“Many deceivers are entered into the world, who confess not that Jesus Christ is come in the flesh. This is a deceiver and an antichrist. Look to yourselves, that we lose not those things which we have wrought, but that we receive a full reward. Whosoever transgresseth, and abideth not in the doctrine of Christ, hath not God. He that abideth in the doctrine of Christ, he hath both the Father and the Son. If there come any unto you, and bring not this doctrine, receive him not into your house, neither bid him God speed: For he that biddeth him God speed is partaker of his evil deeds.”

In penning these words under inspiration, the Apostle John is informing us that those who do not preach the true doctrine concerning the nature and work of our Lord are deceivers and antichrists. Furthermore, if anyone supports these individuals by receiving them and collaborating with them, then they fellowship their evil deeds. Remaining in fellowship with a church supports their ideals and values and teachings, or in the words of John, “their evil deeds”.

7) There is a vast spectrum of people who might be “in the church” with a range of beliefs that in some cases may be quite similar to our own. How different to our beliefs do they need to be in order to be walking in darkness?

To say that there is a “vast spectrum” of people with a range of beliefs similar to our own is to overstate the case. The Truth consists of a number of key first principles, which when taken together constitute the truth of the gospel (Gal 2:5,14). A number of religious organisations may teach some elements of that truth but we are not aware of any other group who holds them all like we do.

The Jehovah’s Witnesses are one of the few groups who do not believe in a Trinity, but they hold fast to the Lord’s pre-existence and deny that God has any further purpose with natural Israel. The Pentecostal churches believe in the second coming of Christ to the earth, but teach the rise of Anti-Christ when the Lord will reveal himself in Jerusalem. Some fundamentalist churches believe in the inspiration of Scripture, but embrace different forms of evolution. All of the churches, however, teach the immortality of the soul and the presence of a supernatural devil working in the affairs of mankind. Furthermore, none of the churches understand or teach the real truth of our Lord’s atoning work.

The absence of key saving truths and the presence of many unscriptural doctrines means that those individuals, who may hold an element of truth are still in the dark: “To the law and to the testimony: if they speak not according to this word, it is because there is no light in them” (Isa 8:20).

We have seen from the answer to question 2 that there are many saving truths that are fundamental to salvation: “Without faith it is impossible to please him: for he that cometh unto God must believe that He is, and that He is a rewarder of them that diligently seek Him” (Heb 11:6). The reward of a life in heaven is not the reward God is offering.

(To be continued)

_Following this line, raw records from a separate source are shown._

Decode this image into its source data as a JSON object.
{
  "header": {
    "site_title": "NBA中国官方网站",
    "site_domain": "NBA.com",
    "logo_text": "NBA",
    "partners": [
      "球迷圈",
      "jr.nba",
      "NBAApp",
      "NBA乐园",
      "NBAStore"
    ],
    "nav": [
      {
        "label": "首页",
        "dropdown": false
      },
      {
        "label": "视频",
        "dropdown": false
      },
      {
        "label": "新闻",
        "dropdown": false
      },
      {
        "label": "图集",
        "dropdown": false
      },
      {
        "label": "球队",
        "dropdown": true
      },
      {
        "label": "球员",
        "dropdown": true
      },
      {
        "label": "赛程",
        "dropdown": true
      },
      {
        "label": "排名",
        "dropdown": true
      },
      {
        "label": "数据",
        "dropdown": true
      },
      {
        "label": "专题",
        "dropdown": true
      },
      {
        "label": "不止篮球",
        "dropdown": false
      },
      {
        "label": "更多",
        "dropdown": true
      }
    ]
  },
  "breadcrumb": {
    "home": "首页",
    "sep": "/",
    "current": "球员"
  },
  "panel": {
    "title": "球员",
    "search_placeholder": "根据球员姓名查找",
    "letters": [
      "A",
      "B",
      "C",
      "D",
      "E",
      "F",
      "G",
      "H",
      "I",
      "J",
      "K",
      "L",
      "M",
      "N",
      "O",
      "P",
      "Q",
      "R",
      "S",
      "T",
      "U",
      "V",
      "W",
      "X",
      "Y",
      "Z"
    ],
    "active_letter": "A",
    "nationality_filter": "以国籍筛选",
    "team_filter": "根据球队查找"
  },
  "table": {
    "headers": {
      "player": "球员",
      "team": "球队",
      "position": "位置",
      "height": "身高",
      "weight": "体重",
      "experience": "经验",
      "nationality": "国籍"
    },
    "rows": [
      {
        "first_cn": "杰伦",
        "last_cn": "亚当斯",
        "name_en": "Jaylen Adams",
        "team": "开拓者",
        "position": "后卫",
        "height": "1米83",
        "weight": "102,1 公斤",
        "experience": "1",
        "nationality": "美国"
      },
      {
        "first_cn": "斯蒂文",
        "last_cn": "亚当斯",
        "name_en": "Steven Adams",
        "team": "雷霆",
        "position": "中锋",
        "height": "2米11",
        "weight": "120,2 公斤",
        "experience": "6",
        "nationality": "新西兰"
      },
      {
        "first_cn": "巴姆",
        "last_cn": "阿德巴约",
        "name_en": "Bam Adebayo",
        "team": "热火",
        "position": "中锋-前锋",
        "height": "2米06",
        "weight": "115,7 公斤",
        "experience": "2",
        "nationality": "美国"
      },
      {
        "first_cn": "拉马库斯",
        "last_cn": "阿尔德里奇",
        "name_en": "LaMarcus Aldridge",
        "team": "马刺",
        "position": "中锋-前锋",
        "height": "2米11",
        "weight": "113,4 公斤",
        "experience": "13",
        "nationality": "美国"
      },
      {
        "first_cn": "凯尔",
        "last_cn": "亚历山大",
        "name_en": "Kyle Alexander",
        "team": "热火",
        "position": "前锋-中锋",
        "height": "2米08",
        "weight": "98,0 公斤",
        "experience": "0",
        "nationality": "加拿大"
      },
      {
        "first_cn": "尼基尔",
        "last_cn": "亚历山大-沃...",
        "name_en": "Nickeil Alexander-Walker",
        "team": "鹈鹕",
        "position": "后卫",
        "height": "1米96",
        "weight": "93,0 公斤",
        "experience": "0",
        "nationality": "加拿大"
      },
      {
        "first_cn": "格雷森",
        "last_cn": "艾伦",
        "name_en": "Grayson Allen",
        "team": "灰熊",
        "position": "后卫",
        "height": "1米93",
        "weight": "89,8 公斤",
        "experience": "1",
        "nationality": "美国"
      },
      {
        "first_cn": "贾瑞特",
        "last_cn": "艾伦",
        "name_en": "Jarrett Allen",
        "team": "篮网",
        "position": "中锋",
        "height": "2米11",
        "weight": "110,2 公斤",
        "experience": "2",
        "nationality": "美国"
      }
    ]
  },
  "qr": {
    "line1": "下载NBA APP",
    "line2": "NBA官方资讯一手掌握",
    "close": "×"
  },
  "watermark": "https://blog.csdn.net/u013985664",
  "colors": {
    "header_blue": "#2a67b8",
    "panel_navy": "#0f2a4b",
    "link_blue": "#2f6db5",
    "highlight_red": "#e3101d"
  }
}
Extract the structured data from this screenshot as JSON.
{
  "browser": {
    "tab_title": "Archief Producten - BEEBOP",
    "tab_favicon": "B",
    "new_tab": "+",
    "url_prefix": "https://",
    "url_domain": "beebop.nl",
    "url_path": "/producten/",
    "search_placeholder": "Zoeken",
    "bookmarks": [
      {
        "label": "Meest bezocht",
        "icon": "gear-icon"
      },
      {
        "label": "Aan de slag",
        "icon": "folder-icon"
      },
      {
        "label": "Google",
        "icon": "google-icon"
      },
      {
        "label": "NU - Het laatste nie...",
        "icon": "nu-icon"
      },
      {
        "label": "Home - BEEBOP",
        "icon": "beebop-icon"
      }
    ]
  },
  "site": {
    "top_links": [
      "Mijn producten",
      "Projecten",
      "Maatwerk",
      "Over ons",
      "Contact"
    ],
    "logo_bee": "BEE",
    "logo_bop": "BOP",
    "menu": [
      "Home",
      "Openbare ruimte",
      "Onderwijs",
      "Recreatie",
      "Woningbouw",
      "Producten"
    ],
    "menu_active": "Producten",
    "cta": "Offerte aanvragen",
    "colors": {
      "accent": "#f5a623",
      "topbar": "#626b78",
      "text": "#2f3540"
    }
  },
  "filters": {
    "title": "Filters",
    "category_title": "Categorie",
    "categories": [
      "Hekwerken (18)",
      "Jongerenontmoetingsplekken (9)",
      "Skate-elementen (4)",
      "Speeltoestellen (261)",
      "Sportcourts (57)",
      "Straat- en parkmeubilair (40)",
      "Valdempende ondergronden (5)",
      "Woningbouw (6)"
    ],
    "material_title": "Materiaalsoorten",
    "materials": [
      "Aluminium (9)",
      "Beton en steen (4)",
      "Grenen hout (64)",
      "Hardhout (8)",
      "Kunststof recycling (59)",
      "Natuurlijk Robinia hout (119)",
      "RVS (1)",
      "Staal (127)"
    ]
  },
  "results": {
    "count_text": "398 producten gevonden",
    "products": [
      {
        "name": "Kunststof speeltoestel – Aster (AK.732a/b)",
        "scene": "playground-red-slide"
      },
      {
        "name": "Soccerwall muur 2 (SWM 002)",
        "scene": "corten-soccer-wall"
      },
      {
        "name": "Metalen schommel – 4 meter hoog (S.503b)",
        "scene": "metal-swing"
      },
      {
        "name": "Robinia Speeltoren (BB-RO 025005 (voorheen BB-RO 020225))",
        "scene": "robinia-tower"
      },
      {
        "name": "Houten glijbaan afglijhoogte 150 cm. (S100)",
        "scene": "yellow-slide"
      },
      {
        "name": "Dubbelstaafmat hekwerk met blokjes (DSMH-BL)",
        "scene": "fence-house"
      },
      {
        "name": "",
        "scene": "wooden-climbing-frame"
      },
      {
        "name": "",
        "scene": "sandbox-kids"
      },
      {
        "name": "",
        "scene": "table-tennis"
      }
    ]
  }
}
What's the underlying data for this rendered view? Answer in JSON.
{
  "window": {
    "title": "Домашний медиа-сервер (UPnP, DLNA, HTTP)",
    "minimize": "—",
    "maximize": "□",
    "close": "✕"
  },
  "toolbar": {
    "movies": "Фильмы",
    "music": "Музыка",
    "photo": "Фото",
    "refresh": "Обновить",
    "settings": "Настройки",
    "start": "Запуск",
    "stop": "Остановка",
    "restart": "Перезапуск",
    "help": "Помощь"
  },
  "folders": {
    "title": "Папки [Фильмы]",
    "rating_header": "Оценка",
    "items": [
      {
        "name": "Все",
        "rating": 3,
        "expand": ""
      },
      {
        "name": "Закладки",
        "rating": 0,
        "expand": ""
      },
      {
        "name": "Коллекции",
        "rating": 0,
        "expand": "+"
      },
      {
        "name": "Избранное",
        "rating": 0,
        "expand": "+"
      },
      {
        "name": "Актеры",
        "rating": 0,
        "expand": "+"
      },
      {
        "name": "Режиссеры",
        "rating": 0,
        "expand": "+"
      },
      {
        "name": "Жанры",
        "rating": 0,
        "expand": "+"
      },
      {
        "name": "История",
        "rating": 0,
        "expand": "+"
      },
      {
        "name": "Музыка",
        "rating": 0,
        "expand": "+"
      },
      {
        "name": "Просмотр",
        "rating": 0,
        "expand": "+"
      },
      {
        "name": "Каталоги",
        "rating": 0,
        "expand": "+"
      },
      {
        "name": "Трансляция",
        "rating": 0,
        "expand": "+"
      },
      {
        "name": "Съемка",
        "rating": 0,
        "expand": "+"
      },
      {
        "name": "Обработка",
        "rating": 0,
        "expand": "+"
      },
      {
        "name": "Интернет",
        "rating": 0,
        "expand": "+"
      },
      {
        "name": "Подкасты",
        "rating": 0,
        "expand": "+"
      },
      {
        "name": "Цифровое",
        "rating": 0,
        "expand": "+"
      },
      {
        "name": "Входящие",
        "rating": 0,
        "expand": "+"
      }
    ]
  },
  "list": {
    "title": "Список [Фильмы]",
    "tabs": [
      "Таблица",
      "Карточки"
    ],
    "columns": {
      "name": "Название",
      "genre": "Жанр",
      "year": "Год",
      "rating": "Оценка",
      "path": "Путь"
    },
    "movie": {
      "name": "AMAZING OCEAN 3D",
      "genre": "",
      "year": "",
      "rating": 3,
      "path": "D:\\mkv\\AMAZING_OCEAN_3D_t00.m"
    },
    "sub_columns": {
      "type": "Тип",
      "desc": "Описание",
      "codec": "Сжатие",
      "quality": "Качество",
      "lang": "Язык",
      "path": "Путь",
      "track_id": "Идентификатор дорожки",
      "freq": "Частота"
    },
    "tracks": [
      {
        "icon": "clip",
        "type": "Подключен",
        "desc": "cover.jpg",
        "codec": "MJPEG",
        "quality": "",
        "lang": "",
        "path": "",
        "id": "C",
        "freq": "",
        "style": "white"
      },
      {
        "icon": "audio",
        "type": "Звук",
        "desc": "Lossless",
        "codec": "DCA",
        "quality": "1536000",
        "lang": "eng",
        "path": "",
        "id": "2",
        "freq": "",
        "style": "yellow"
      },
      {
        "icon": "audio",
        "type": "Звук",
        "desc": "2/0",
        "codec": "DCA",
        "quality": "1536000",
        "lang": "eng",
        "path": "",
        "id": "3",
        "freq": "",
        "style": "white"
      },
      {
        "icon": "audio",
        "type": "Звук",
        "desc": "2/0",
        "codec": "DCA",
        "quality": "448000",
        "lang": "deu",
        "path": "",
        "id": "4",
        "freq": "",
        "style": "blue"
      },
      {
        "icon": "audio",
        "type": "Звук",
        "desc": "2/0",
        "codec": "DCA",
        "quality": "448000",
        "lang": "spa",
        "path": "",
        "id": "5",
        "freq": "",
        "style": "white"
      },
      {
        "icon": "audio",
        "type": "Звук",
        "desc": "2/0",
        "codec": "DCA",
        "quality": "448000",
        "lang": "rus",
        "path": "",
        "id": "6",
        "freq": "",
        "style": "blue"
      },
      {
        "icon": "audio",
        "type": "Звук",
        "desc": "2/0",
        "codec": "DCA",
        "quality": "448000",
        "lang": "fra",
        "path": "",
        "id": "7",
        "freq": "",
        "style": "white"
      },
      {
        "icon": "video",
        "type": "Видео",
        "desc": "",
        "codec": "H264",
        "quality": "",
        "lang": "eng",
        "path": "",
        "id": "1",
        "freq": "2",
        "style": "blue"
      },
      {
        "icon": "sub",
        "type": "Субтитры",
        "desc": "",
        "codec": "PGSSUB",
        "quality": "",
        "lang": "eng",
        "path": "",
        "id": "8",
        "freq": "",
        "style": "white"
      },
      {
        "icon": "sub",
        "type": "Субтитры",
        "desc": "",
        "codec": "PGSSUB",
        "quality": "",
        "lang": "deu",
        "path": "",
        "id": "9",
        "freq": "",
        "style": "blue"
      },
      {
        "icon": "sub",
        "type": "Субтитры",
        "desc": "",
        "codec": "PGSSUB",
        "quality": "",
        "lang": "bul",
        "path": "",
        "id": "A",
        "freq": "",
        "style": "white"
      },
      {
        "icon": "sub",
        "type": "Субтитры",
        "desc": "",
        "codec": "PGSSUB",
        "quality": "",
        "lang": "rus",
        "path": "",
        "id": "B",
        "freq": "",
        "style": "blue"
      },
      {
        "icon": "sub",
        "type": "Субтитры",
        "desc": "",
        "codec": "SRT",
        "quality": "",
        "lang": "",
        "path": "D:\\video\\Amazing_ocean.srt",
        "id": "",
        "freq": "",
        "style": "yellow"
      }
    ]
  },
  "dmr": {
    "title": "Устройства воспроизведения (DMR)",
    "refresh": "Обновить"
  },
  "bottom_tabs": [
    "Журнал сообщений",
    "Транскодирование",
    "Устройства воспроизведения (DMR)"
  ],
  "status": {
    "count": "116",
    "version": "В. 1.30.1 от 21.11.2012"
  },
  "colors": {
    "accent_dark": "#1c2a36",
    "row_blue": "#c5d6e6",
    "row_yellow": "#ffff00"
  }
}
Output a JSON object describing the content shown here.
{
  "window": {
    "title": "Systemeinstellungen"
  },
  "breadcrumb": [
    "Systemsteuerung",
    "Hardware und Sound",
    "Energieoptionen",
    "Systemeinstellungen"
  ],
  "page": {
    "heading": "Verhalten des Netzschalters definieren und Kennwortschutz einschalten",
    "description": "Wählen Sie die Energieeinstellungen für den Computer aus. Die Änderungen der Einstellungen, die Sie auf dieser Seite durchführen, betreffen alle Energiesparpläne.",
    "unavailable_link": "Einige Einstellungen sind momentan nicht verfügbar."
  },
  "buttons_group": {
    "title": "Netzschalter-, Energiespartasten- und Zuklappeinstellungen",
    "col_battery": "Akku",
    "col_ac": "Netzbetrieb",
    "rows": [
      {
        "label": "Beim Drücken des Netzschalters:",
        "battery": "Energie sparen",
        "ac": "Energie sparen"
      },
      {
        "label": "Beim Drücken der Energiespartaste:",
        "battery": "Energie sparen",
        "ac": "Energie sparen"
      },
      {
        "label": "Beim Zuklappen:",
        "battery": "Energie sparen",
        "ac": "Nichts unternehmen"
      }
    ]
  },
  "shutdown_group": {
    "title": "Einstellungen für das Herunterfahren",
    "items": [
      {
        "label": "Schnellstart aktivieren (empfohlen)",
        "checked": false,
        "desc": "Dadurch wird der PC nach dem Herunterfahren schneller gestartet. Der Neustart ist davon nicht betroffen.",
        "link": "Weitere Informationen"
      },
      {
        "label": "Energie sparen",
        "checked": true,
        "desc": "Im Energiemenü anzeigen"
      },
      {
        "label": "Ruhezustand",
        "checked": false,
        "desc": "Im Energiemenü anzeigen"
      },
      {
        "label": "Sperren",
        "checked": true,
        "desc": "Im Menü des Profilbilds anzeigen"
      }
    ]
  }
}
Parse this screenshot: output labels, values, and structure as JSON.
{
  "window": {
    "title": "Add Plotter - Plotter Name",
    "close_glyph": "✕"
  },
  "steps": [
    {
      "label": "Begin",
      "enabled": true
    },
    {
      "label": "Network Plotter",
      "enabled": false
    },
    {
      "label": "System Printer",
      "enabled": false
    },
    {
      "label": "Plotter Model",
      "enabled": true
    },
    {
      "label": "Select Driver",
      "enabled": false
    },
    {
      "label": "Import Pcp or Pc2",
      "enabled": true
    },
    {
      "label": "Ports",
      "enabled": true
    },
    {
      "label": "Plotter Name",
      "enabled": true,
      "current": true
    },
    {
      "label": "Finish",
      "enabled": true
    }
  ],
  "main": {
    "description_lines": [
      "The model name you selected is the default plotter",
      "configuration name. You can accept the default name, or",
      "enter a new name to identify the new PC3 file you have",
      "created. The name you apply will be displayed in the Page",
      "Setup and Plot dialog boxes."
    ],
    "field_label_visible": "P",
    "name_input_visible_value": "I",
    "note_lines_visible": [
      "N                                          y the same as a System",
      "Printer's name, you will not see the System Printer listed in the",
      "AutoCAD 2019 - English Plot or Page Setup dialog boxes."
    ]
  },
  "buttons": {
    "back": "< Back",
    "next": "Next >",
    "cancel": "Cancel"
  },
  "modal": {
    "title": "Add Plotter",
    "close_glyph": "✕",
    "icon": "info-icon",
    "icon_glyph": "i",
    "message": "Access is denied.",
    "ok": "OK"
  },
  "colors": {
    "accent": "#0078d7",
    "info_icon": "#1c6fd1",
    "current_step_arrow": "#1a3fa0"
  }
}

1  The Greek word is demons – Vine: “among pagans an inferior deity, whether good or bad”. “Demons are the spiritual agents acting in all idolatry. The idol itself is nothing, but every idol has a demon associated with it who induces idolatry, with its wor- ship and sacrifices.” This teaching subsequently led to the belief of a supernatural agency that was responsible for promoting evil in people – a forerunner of the modern teaching relating to the Devil and Satan.